It’s not yet midday. I’ve been running.
No, that’s not quite right. I’ve been running on adrenaline for hours, despite having planned this week carefully, even allowing for slack.
Naturally, there are forces beyond our control that are the irritations of daily life: technology issues with service providers, snafus at the bank or with delivery of a package, traffic jams at a time of day when there shouldn’t be any and so you sit, and you sit, and you sit.
Each of these situations eats at our harried schedules, and sometimes, demands inordinate amounts of time. They drain our energies. They divert our focus. And they stand as obstacles to effectiveness, efficiency, not to mention a measure of calm.
And what gets us through, when we disentangle from our immediate encumbrances, is often adrenaline.
Oh, this sort of day is nothing new (sadly) – and an unintentional follow-up to yesterday’s issue with the “Half Done Syndrome.” And I know none of this is personal. There is no cosmic, Karmic wave intent on singling me out. But this is a serious side of contemporary culture that affects us all – this frenetic pace – our societal machinery that involves so many interconnected parts that we’re caught in its gears when they clog or slow.
And we’re fuming, we’re flailing, and we’re frustrated.
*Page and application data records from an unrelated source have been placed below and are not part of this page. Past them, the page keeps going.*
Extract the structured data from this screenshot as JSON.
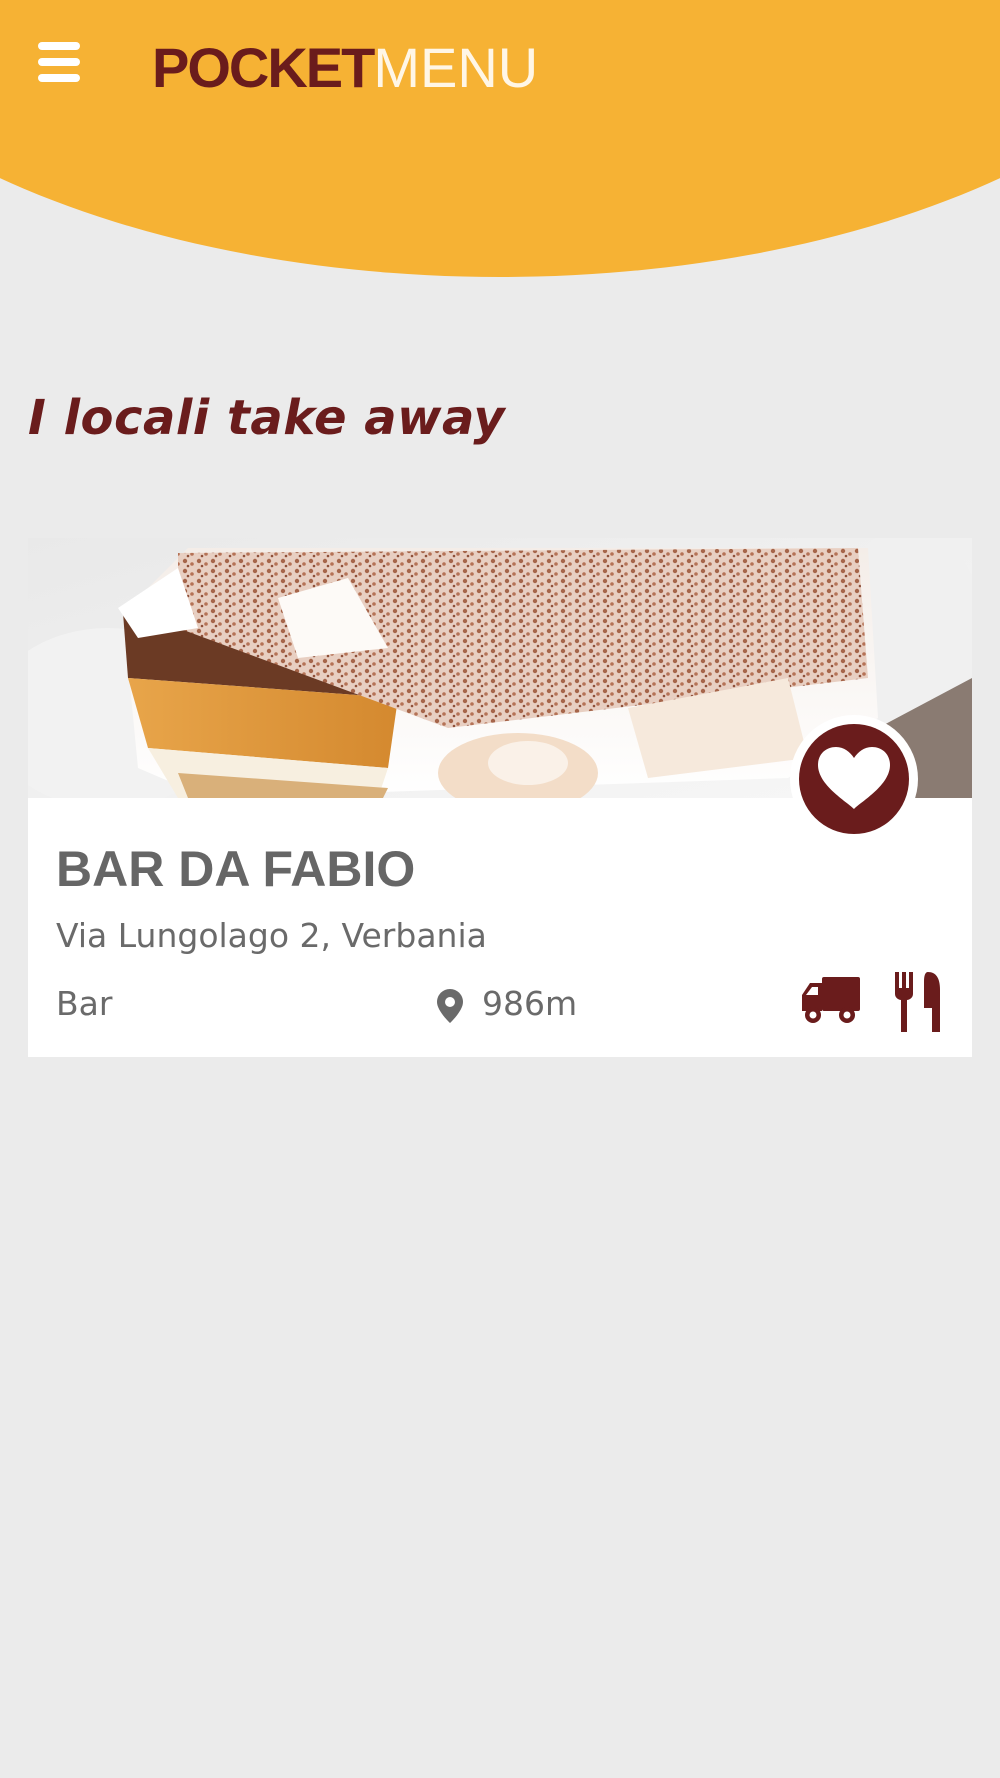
{
  "header": {
    "logo_part1": "POCKET",
    "logo_part2": "MENU",
    "menu_icon": "hamburger-menu-icon"
  },
  "section": {
    "title": "I locali take away"
  },
  "venues": [
    {
      "name": "BAR DA FABIO",
      "address": "Via Lungolago 2, Verbania",
      "category": "Bar",
      "distance": "986m",
      "icons": [
        "heart-icon",
        "location-pin-icon",
        "delivery-truck-icon",
        "fork-knife-icon"
      ]
    }
  ],
  "colors": {
    "header": "#f6b234",
    "brand_dark": "#6a1c1c",
    "background": "#ebebeb",
    "text_gray": "#666666"
  }
}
My day is more hectic than my “usual” hectic; more comings-and-goings are in process, requiring laundry, cleaning, stocking the fridge, another trek to the airport. A few hours ago I found myself running with such intensity of purpose and focus, that when I stopped to catch my breath, I was astounded that despite an assortment of glitches, what I needed to accomplish (before 11 a.m.) was – remarkably – 75% done!
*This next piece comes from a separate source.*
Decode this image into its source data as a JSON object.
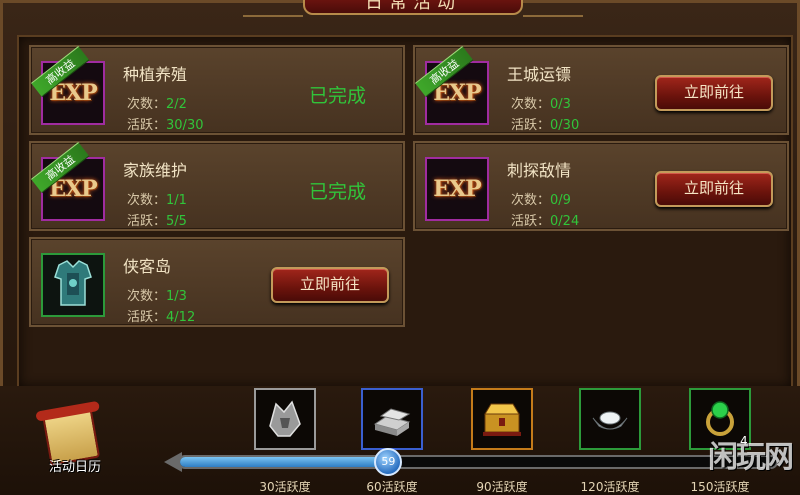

I was also bowled over by fatigue.
I admit that at the moment I’m in a lull. One of the problems of an adrenaline rush is exactly that. This powerful stress hormone pushes us beyond (reasonable?) limits in a sort of survival mode. When we let up, we let down.
And I’m going to have to gear back up again – (much more to get done!) – and muscle through until midnight.
As I recognized the physical sensations that propelled me through those several hours, I was curious about adrenaline. I tend to power through the days and nights as a general rule, but not in the same near frantic, heart-pumping, seriously stressed-out fashion.
According to Dictionary.com, adrenaline (or adrenalin) is defined as follows:
US name: epinephrine a hormone that is secreted by the adrenal medulla in response to stress and increases heart rate, pulse rate, and blood pressure, and raises the blood levels of glucose and lipids.
I recall a few incidents in my life when I was in physical danger. Something kicked in – adrenaline, presumably – launching me into a state of hyper-awareness mixed with a chilling calm. Nothing else existed beyond those moments or minutes, and the focus on what had to be done was razor sharp, even as I felt my chest heaving and my body shaking.
A situation in which we’re at risk of bodily harm?
Adrenaline is great!
If you’re about to step out onto a stage and perform, or perhaps, stand up in front of a large crowd and give a speech? An “appropriate” amount of adrenaline may be just right.
But this? Isn’t it crazy that this adrenaline-fueled mode has become part of daily life? I really don’t want to live like a crazy woman.
I find myself grateful for a strong constitution, not to mention strong coffee.
But I wonder how I got here. I wonder how so many of my (women) friends find themselves in a similar place. More importantly, I wonder how we slow everything down – just enough – so we aren’t putting our health at risk, running on adrenaline too frequently and for too long.